Task goal
Copy all the records word for word, apart from any pictures.

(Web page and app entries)
....

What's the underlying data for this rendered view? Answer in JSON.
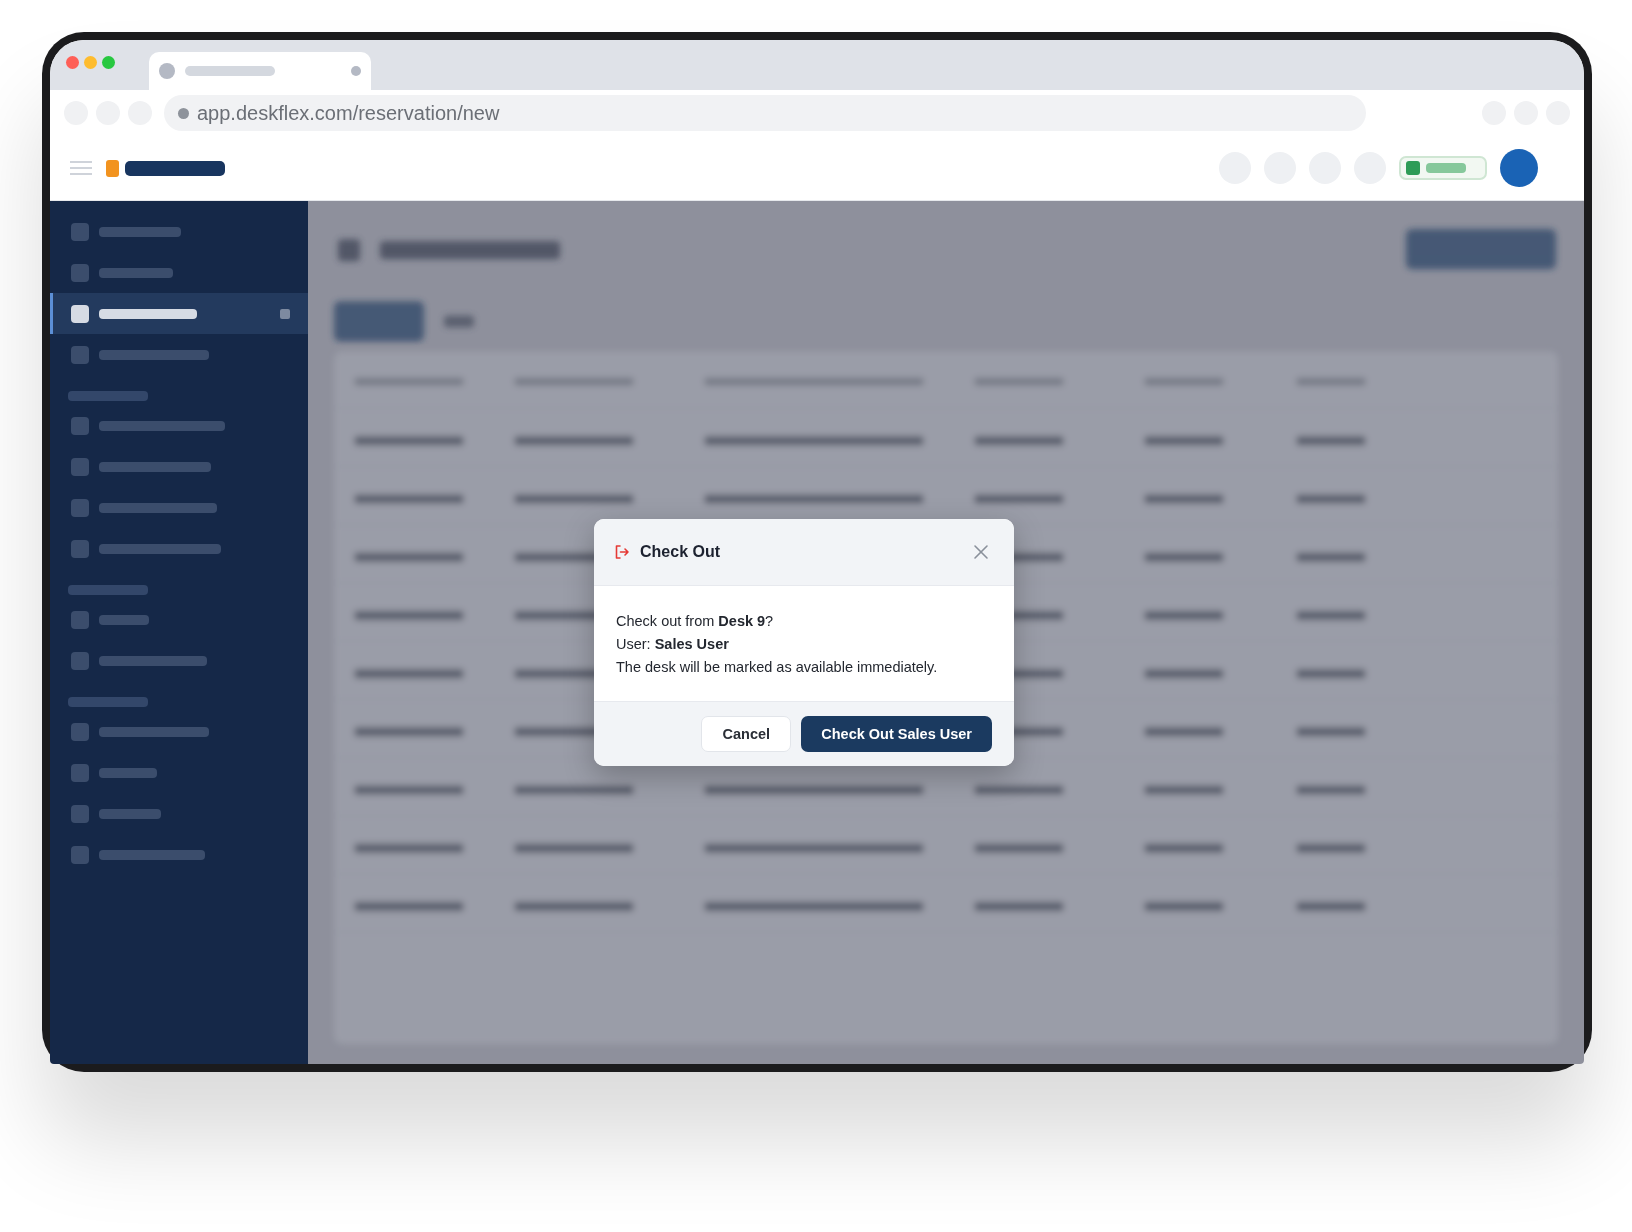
{
  "browser": {
    "url": "app.deskflex.com/reservation/new"
  },
  "sidebar": {
    "groups": [
      {
        "items": [
          {
            "selected": false
          },
          {
            "selected": false
          },
          {
            "selected": true
          },
          {
            "selected": false
          }
        ]
      },
      {
        "items": [
          {
            "selected": false
          },
          {
            "selected": false
          },
          {
            "selected": false
          },
          {
            "selected": false
          }
        ]
      },
      {
        "items": [
          {
            "selected": false
          },
          {
            "selected": false
          }
        ]
      },
      {
        "items": [
          {
            "selected": false
          },
          {
            "selected": false
          },
          {
            "selected": false
          },
          {
            "selected": false
          }
        ]
      }
    ]
  },
  "dialog": {
    "title": "Check Out",
    "lines": [
      "Check out from **Desk 9**?",
      "User: **Sales User**",
      "The desk will be marked as available immediately."
    ],
    "buttons": [
      {
        "label": "Cancel",
        "kind": "secondary"
      },
      {
        "label": "Check Out Sales User",
        "kind": "primary"
      }
    ]
  }
}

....

Solution for this exercise
What's the underlying data for this rendered view? Answer in JSON.
{
  "browser": {
    "url": "app.deskflex.com/reservation/new"
  },
  "sidebar": {
    "groups": [
      {
        "items": [
          {
            "selected": false
          },
          {
            "selected": false
          },
          {
            "selected": true
          },
          {
            "selected": false
          }
        ]
      },
      {
        "items": [
          {
            "selected": false
          },
          {
            "selected": false
          },
          {
            "selected": false
          },
          {
            "selected": false
          }
        ]
      },
      {
        "items": [
          {
            "selected": false
          },
          {
            "selected": false
          }
        ]
      },
      {
        "items": [
          {
            "selected": false
          },
          {
            "selected": false
          },
          {
            "selected": false
          },
          {
            "selected": false
          }
        ]
      }
    ]
  },
  "dialog": {
    "title": "Check Out",
    "lines": [
      "Check out from **Desk 9**?",
      "User: **Sales User**",
      "The desk will be marked as available immediately."
    ],
    "buttons": [
      {
        "label": "Cancel",
        "kind": "secondary"
      },
      {
        "label": "Check Out Sales User",
        "kind": "primary"
      }
    ]
  }
}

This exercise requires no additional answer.